I cooked a meal I hadn’t tired before. I tried a shirt with a pair of pants that it had never been paired with before. I rearranged the furniture in a part of my apartment. That was creative. I had to re-imagine the space for a new purpose, consider shapes and light, and figure out the purpose of a drawer full of things with no home. This is not a beautiful space. It wouldn’t look good on Instagram. There’s not a single piece of mid-century modern furniture, macrame, or monstera deliciosa to be seen, but I did it and I’m proud.

I don’t care what anyone says- these are creative pursuits. Is this the kind of creativity that will sustain me for the duration of the pandemic? Doubtful, but I think micro-creativity deserves as much respect and consideration as the big stuff. I consider them completed projects and for some people, it’s all there is. These activities provide a small sense of accomplishment and, more importantly, something to think about that’s not the infinite scream of the pandemic, the world on fire, the elections, or any of the other troubling news headlines.

These are all small projects that I am proud to have finished, but there are bigger picture activities within the realm of the common creative too. You can try keeping a journal, dusting off the instrument under your bed, or even inflating that exercise ball. If you can do it for 3 whole days in a row before the chaos takes over, that’s good. If you can do it once a week, great! Maybe it’s something that can bring you some peace of mind into this new world we’re entering.

These types of activities are safer for people like me because they don’t have finish lines. The goal is merely to exercise your creative side for a few minutes, if a good habit is formed along the way it’s just a bonus. I’ve learned that this is the way I need to fame my creative projects- not as something with a finish line, but as a creative project to ease and exercise my mind.

Writing the next great American novel, painting your abstract oil masterpiece, or creating the next great podcast docu-series involve concrete goals, but they also need to be savored on the regular for they are. They are creative pursuits that distract you from the complicated world and help you focus on your interests.
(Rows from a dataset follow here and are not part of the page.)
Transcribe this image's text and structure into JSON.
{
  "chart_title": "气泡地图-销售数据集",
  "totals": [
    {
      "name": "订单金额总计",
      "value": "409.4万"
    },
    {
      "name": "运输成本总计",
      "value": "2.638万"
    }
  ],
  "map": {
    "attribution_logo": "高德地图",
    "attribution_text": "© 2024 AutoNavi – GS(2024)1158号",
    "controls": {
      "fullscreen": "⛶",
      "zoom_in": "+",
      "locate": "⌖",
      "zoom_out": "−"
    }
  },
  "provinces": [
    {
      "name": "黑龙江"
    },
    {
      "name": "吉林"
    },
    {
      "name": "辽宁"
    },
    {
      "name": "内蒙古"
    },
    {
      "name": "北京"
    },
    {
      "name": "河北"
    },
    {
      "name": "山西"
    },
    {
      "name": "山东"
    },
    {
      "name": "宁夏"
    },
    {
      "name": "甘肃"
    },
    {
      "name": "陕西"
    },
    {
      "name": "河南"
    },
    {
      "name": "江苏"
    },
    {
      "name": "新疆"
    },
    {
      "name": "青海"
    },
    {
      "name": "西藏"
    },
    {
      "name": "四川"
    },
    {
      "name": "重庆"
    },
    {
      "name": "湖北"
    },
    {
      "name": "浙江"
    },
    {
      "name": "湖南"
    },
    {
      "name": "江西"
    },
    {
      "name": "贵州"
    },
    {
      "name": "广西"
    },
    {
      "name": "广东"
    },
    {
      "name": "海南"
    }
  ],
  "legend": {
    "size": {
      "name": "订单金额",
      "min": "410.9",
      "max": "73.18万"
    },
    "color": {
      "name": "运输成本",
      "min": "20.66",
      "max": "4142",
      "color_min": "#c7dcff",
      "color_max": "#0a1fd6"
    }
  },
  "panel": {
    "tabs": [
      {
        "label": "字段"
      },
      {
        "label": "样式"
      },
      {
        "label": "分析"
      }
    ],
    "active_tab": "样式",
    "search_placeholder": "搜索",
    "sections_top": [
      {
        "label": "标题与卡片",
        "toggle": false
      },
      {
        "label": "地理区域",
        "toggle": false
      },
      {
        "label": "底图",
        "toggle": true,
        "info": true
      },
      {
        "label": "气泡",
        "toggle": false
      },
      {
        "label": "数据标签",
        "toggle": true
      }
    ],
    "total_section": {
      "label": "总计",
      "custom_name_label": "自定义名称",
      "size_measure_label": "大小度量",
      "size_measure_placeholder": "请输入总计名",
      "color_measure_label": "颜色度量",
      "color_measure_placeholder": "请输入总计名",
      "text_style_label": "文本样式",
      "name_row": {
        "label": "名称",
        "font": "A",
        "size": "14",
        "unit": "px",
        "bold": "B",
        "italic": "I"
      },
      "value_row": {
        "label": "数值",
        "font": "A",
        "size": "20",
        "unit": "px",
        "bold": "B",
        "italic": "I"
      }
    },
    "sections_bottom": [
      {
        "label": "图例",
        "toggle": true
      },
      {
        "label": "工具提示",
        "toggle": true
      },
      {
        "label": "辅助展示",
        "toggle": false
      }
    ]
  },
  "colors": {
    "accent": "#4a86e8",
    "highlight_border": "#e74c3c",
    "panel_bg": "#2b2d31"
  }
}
My next great project will be something that I wake up and want to work on for a while almost every day. That is what a finish-able project. If it’s not something I can look forward to carving out time for, it will go the way of all the other odds and ends in my craft closet of shame.

Let us know what you’re working on in the comments below. If it’s a podcast, we can help!